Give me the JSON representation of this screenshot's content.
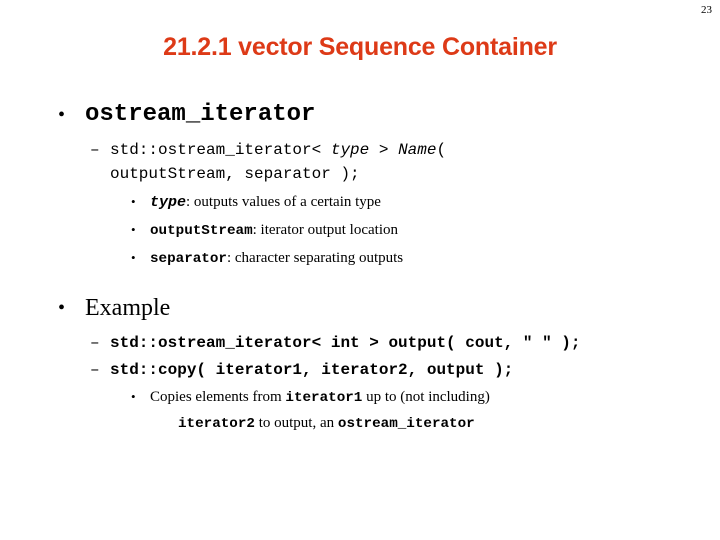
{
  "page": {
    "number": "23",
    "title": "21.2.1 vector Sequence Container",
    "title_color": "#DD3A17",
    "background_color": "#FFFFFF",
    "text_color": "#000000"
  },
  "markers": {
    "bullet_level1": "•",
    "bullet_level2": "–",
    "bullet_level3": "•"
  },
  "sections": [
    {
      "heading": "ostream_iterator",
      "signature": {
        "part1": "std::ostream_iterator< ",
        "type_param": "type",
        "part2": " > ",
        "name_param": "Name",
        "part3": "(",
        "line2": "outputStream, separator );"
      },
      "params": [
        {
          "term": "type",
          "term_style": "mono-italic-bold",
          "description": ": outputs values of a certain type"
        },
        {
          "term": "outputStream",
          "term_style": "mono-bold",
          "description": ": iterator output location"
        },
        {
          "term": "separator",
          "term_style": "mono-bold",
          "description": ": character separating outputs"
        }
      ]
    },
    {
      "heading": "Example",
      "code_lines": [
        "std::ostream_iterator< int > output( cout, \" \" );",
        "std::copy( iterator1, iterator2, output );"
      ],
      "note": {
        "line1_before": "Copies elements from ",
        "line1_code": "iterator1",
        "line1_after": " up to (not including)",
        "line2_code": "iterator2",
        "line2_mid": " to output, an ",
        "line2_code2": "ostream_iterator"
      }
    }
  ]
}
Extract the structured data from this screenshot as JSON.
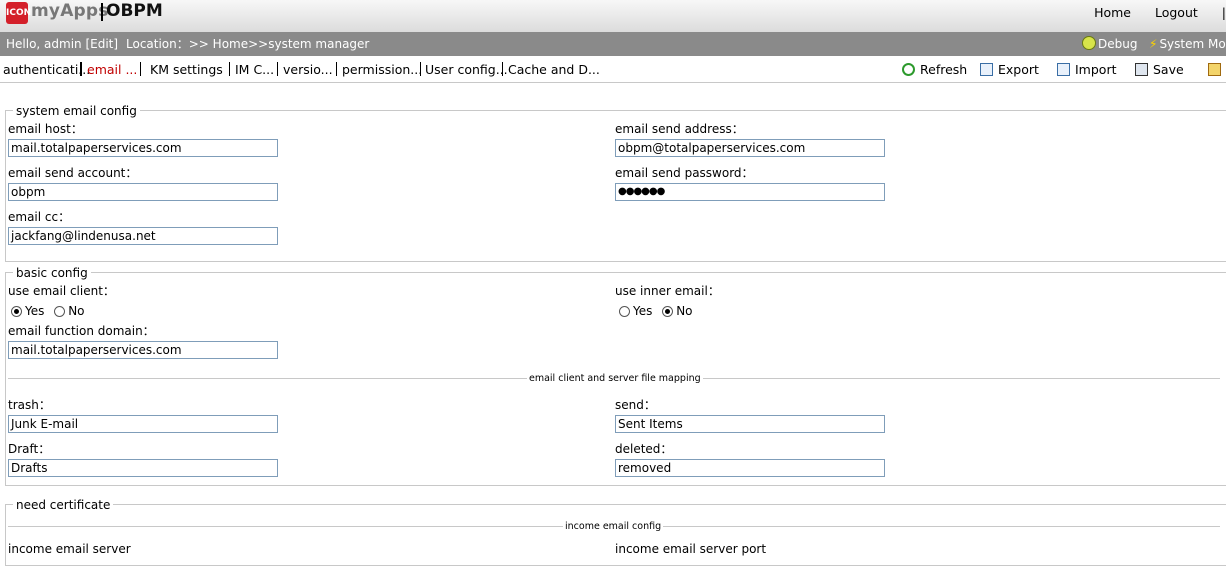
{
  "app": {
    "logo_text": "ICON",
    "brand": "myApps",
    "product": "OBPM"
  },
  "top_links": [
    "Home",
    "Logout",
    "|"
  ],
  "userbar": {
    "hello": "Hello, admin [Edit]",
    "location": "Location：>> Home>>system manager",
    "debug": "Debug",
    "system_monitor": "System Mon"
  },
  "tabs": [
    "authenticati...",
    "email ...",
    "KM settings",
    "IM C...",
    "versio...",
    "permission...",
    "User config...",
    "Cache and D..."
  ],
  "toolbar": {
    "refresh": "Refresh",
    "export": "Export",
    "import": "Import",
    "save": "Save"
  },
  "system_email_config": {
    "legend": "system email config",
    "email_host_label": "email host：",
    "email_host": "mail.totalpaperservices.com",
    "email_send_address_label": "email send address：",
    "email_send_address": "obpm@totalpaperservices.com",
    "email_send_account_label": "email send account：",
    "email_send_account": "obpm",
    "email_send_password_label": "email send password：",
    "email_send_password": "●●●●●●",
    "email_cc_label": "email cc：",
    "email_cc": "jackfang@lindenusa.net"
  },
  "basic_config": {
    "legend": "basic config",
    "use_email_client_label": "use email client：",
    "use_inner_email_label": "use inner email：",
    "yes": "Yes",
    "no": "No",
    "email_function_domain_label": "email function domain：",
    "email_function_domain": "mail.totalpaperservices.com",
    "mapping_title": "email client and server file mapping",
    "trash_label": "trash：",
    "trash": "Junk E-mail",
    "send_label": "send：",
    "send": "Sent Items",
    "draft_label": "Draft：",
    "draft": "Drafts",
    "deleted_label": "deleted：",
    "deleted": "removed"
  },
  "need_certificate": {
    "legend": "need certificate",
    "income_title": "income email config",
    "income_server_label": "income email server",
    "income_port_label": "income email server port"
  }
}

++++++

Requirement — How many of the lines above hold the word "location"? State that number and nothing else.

Exercise result — 2